The research, released Wednesday, found that California credit unions generated $17 billion of economic activity in 2016 and Nevada credit unions generated $803 million of economic activity in 2016.
Job creation, economic contributions, member benefits and community lending were factors in the calculations, as were credit union balance sheets, call reports and operational data, according to the report.
“The economic impact of all credit unions in California and Nevada, both locally headquartered and non-local, is the same as some of the largest corporations in America,” the study reported, citing Kraft Heinz, General Mills and Xerox — each having approximately $17-$18 billion in annual revenue.

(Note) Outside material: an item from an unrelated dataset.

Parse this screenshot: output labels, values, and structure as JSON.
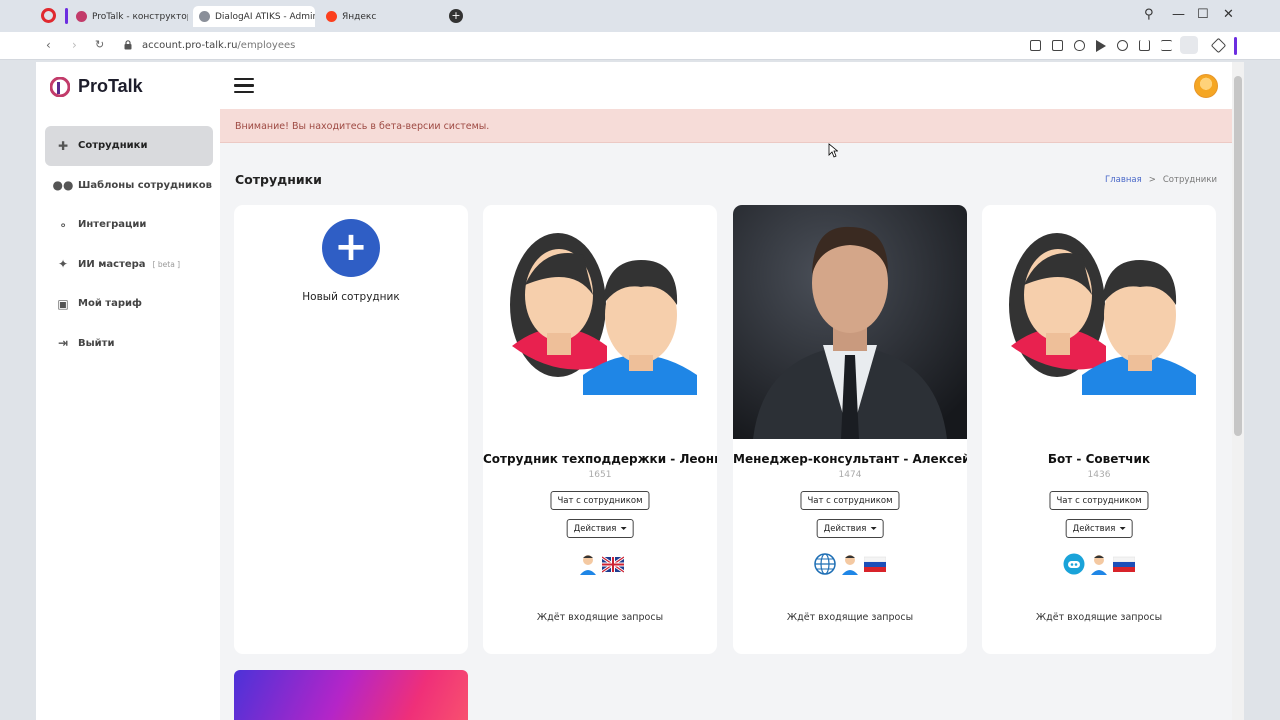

“In addition to making a substantial economic impact in the communities they serve, this information reaffirms credit unions’ efforts to empower their members by helping them make wise financial decisions,” California and Nevada Credit Union Leagues President and CEO Diana Dykstra added.

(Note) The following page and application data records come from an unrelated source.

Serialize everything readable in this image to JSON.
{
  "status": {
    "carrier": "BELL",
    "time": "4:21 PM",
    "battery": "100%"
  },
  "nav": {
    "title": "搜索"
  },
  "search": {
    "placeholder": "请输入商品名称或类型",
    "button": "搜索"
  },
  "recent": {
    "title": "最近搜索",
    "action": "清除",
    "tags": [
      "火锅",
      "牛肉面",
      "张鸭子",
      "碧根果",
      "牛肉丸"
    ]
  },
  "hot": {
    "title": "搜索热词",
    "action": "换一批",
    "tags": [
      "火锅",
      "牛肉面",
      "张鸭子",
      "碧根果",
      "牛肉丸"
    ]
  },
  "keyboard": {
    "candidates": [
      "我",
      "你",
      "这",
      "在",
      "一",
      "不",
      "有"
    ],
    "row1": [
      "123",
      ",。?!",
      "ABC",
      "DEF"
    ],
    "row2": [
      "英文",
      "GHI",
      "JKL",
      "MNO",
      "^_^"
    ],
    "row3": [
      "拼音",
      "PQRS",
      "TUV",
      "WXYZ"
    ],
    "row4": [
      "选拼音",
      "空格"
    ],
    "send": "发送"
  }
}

The report noted that California credit unions, which have 10.8 million members, generated the following in 2016:
- $6 billion in direct spending
- Support for 104,861 jobs, including 30,002 directly employed at credit unions
- $1.5 billion in economic benefits from member savings
- $55 billion in mortgage lending (198,000 loans)
- $32.2 billion in auto lending (2 million loans)
- $5.2 billion in credit card lending on 2 million credit cards
- $833 million small business lending (28,000 loans)
Nevada credit unions, which have 513,303 members, generated the following in 2016:
- $803 million in total economic activity and $390 million in direct spending
- Support for 5,453 jobs, including 2,076 directly employed at credit unions
- $54.6 million in economic benefits from member savings
- $1.2 billion in mortgage lending (6,000 loans)
- $917 million in auto lending (57,000 loans)
- $84 million in credit card lending on 51,000 credit cards
- $22 million in small business lending (700 loans)
ECONorthwest said it used a “multiplier-effect” model to extrapolate its conclusions and that it included both locally headquartered institutions and out-of-state institutions with a local presence. Member benefits calculations factored in lower interest rates, higher deposit rates and lower fees.
Earlier this month, ECONorthwest released another report showing that credit unions in Washington and Oregon had a $7.7 billion economic impact in 2016, equivalent to the annual revenue of companies such as Hershey and Mutual of Omaha. That study involved 148 credit unions in those states.
“Performing a high-level, independent economic analysis documents credit unions’ economic impact on communities, and the financial empowerment they provide to members,” Northwest Credit Union Association President and CEO Troy Stang said.
“This leading-edge study will help elected officials and other community groups understand that credit unions’ not-for-profit, cooperative structure inherently holds them accountable to members. This data makes it clear that consumers must always have access to the cooperative financial services model.”
ECONorthwest said it intends to conduct a similar study for the Idaho Credit Union League later this year.